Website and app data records
-------

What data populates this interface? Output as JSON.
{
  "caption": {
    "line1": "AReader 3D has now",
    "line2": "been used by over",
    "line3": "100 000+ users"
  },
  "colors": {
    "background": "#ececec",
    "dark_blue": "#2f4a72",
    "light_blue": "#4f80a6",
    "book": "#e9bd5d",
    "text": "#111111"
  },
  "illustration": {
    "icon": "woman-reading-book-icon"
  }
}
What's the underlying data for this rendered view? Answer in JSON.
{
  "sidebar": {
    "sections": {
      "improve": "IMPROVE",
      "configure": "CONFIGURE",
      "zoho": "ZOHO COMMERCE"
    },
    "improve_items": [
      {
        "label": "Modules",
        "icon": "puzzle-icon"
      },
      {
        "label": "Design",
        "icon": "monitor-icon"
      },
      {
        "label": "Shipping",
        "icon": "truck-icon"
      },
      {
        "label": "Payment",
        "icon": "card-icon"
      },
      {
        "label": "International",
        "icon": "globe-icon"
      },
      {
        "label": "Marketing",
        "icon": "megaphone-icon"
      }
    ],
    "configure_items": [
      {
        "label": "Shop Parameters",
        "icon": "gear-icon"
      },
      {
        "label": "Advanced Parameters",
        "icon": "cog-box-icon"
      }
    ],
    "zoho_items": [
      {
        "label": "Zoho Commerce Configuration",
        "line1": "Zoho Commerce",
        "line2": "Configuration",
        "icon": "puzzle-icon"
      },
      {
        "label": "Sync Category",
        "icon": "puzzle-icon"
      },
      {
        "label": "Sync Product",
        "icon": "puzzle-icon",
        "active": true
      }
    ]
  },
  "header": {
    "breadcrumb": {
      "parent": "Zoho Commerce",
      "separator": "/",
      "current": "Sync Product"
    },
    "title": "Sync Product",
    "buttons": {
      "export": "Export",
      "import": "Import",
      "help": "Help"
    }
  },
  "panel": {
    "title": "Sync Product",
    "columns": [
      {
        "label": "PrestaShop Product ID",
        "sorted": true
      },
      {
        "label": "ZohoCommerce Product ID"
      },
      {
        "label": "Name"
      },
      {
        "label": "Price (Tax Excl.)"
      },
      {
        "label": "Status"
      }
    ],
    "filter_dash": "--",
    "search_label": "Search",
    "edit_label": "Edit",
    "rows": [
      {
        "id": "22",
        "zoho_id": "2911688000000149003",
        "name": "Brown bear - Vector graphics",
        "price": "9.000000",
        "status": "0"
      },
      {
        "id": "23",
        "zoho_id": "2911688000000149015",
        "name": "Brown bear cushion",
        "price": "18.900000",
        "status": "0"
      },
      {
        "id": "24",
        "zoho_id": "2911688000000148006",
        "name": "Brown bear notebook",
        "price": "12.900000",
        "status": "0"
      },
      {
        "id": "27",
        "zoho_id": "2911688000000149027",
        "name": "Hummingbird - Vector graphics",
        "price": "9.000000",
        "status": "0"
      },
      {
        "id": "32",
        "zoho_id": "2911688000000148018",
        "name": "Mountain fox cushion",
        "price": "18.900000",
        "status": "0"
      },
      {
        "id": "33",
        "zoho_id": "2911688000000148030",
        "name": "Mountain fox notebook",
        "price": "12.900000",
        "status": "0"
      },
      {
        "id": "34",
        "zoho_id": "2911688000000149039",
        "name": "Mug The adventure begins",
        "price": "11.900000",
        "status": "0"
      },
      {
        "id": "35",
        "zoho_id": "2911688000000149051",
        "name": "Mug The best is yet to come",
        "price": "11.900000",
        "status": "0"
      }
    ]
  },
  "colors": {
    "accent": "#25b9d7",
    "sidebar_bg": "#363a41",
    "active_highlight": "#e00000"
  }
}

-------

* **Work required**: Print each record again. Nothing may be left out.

* **Answer below**:
What data populates this interface? Output as JSON.
{
  "caption": {
    "line1": "AReader 3D has now",
    "line2": "been used by over",
    "line3": "100 000+ users"
  },
  "colors": {
    "background": "#ececec",
    "dark_blue": "#2f4a72",
    "light_blue": "#4f80a6",
    "book": "#e9bd5d",
    "text": "#111111"
  },
  "illustration": {
    "icon": "woman-reading-book-icon"
  }
}
What's the underlying data for this rendered view? Answer in JSON.
{
  "sidebar": {
    "sections": {
      "improve": "IMPROVE",
      "configure": "CONFIGURE",
      "zoho": "ZOHO COMMERCE"
    },
    "improve_items": [
      {
        "label": "Modules",
        "icon": "puzzle-icon"
      },
      {
        "label": "Design",
        "icon": "monitor-icon"
      },
      {
        "label": "Shipping",
        "icon": "truck-icon"
      },
      {
        "label": "Payment",
        "icon": "card-icon"
      },
      {
        "label": "International",
        "icon": "globe-icon"
      },
      {
        "label": "Marketing",
        "icon": "megaphone-icon"
      }
    ],
    "configure_items": [
      {
        "label": "Shop Parameters",
        "icon": "gear-icon"
      },
      {
        "label": "Advanced Parameters",
        "icon": "cog-box-icon"
      }
    ],
    "zoho_items": [
      {
        "label": "Zoho Commerce Configuration",
        "line1": "Zoho Commerce",
        "line2": "Configuration",
        "icon": "puzzle-icon"
      },
      {
        "label": "Sync Category",
        "icon": "puzzle-icon"
      },
      {
        "label": "Sync Product",
        "icon": "puzzle-icon",
        "active": true
      }
    ]
  },
  "header": {
    "breadcrumb": {
      "parent": "Zoho Commerce",
      "separator": "/",
      "current": "Sync Product"
    },
    "title": "Sync Product",
    "buttons": {
      "export": "Export",
      "import": "Import",
      "help": "Help"
    }
  },
  "panel": {
    "title": "Sync Product",
    "columns": [
      {
        "label": "PrestaShop Product ID",
        "sorted": true
      },
      {
        "label": "ZohoCommerce Product ID"
      },
      {
        "label": "Name"
      },
      {
        "label": "Price (Tax Excl.)"
      },
      {
        "label": "Status"
      }
    ],
    "filter_dash": "--",
    "search_label": "Search",
    "edit_label": "Edit",
    "rows": [
      {
        "id": "22",
        "zoho_id": "2911688000000149003",
        "name": "Brown bear - Vector graphics",
        "price": "9.000000",
        "status": "0"
      },
      {
        "id": "23",
        "zoho_id": "2911688000000149015",
        "name": "Brown bear cushion",
        "price": "18.900000",
        "status": "0"
      },
      {
        "id": "24",
        "zoho_id": "2911688000000148006",
        "name": "Brown bear notebook",
        "price": "12.900000",
        "status": "0"
      },
      {
        "id": "27",
        "zoho_id": "2911688000000149027",
        "name": "Hummingbird - Vector graphics",
        "price": "9.000000",
        "status": "0"
      },
      {
        "id": "32",
        "zoho_id": "2911688000000148018",
        "name": "Mountain fox cushion",
        "price": "18.900000",
        "status": "0"
      },
      {
        "id": "33",
        "zoho_id": "2911688000000148030",
        "name": "Mountain fox notebook",
        "price": "12.900000",
        "status": "0"
      },
      {
        "id": "34",
        "zoho_id": "2911688000000149039",
        "name": "Mug The adventure begins",
        "price": "11.900000",
        "status": "0"
      },
      {
        "id": "35",
        "zoho_id": "2911688000000149051",
        "name": "Mug The best is yet to come",
        "price": "11.900000",
        "status": "0"
      }
    ]
  },
  "colors": {
    "accent": "#25b9d7",
    "sidebar_bg": "#363a41",
    "active_highlight": "#e00000"
  }
}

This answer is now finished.